(Data records)
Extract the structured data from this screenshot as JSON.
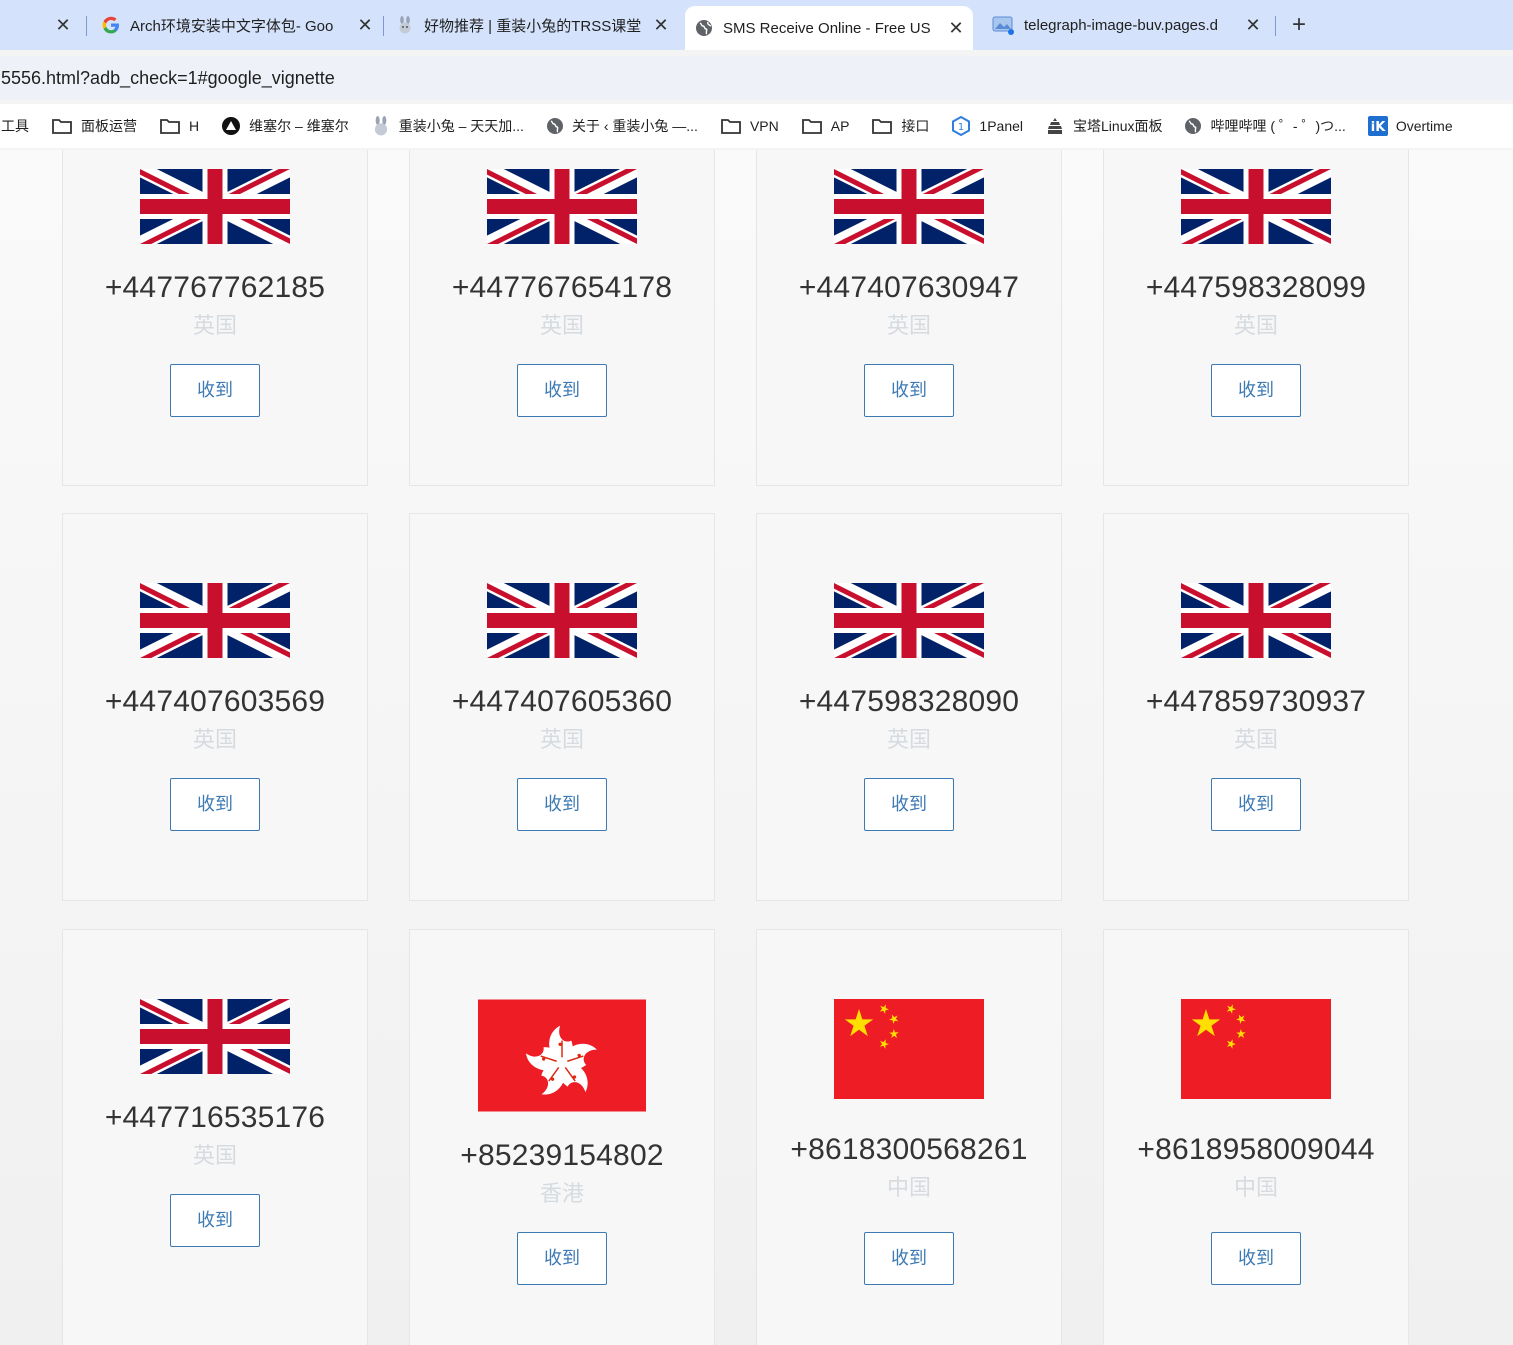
{
  "tabs": [
    {
      "title": "",
      "icon": "blank-favicon"
    },
    {
      "title": "Arch环境安装中文字体包- Goo",
      "icon": "google-icon"
    },
    {
      "title": "好物推荐 | 重装小兔的TRSS课堂",
      "icon": "rabbit-icon"
    },
    {
      "title": "SMS Receive Online - Free US",
      "icon": "globe-icon",
      "active": true
    },
    {
      "title": "telegraph-image-buv.pages.d",
      "icon": "image-icon"
    }
  ],
  "address_bar": {
    "url": "5556.html?adb_check=1#google_vignette"
  },
  "bookmarks": [
    {
      "label": "工具",
      "icon": "none"
    },
    {
      "label": "面板运营",
      "icon": "folder-icon"
    },
    {
      "label": "H",
      "icon": "folder-icon"
    },
    {
      "label": "维塞尔 – 维塞尔",
      "icon": "vercel-icon"
    },
    {
      "label": "重装小兔 – 天天加...",
      "icon": "rabbit-icon"
    },
    {
      "label": "关于 ‹ 重装小兔 —...",
      "icon": "globe-icon"
    },
    {
      "label": "VPN",
      "icon": "folder-icon"
    },
    {
      "label": "AP",
      "icon": "folder-icon"
    },
    {
      "label": "接口",
      "icon": "folder-icon"
    },
    {
      "label": "1Panel",
      "icon": "onepanel-icon"
    },
    {
      "label": "宝塔Linux面板",
      "icon": "baota-icon"
    },
    {
      "label": "哔哩哔哩 ( ゜- ゜)つ...",
      "icon": "globe-icon"
    },
    {
      "label": "Overtime",
      "icon": "ik-icon"
    }
  ],
  "cards": [
    {
      "number": "+447767762185",
      "country": "英国",
      "flag": "uk",
      "button": "收到"
    },
    {
      "number": "+447767654178",
      "country": "英国",
      "flag": "uk",
      "button": "收到"
    },
    {
      "number": "+447407630947",
      "country": "英国",
      "flag": "uk",
      "button": "收到"
    },
    {
      "number": "+447598328099",
      "country": "英国",
      "flag": "uk",
      "button": "收到"
    },
    {
      "number": "+447407603569",
      "country": "英国",
      "flag": "uk",
      "button": "收到"
    },
    {
      "number": "+447407605360",
      "country": "英国",
      "flag": "uk",
      "button": "收到"
    },
    {
      "number": "+447598328090",
      "country": "英国",
      "flag": "uk",
      "button": "收到"
    },
    {
      "number": "+447859730937",
      "country": "英国",
      "flag": "uk",
      "button": "收到"
    },
    {
      "number": "+447716535176",
      "country": "英国",
      "flag": "uk",
      "button": "收到"
    },
    {
      "number": "+85239154802",
      "country": "香港",
      "flag": "hk",
      "button": "收到"
    },
    {
      "number": "+8618300568261",
      "country": "中国",
      "flag": "cn",
      "button": "收到"
    },
    {
      "number": "+8618958009044",
      "country": "中国",
      "flag": "cn",
      "button": "收到"
    }
  ],
  "colors": {
    "button_accent": "#3d7ab3",
    "country_text": "#d6dbe0",
    "number_text": "#333333"
  }
}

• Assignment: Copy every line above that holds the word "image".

• Finished exercise:
      "title": "telegraph-image-buv.pages.d",
      "icon": "image-icon"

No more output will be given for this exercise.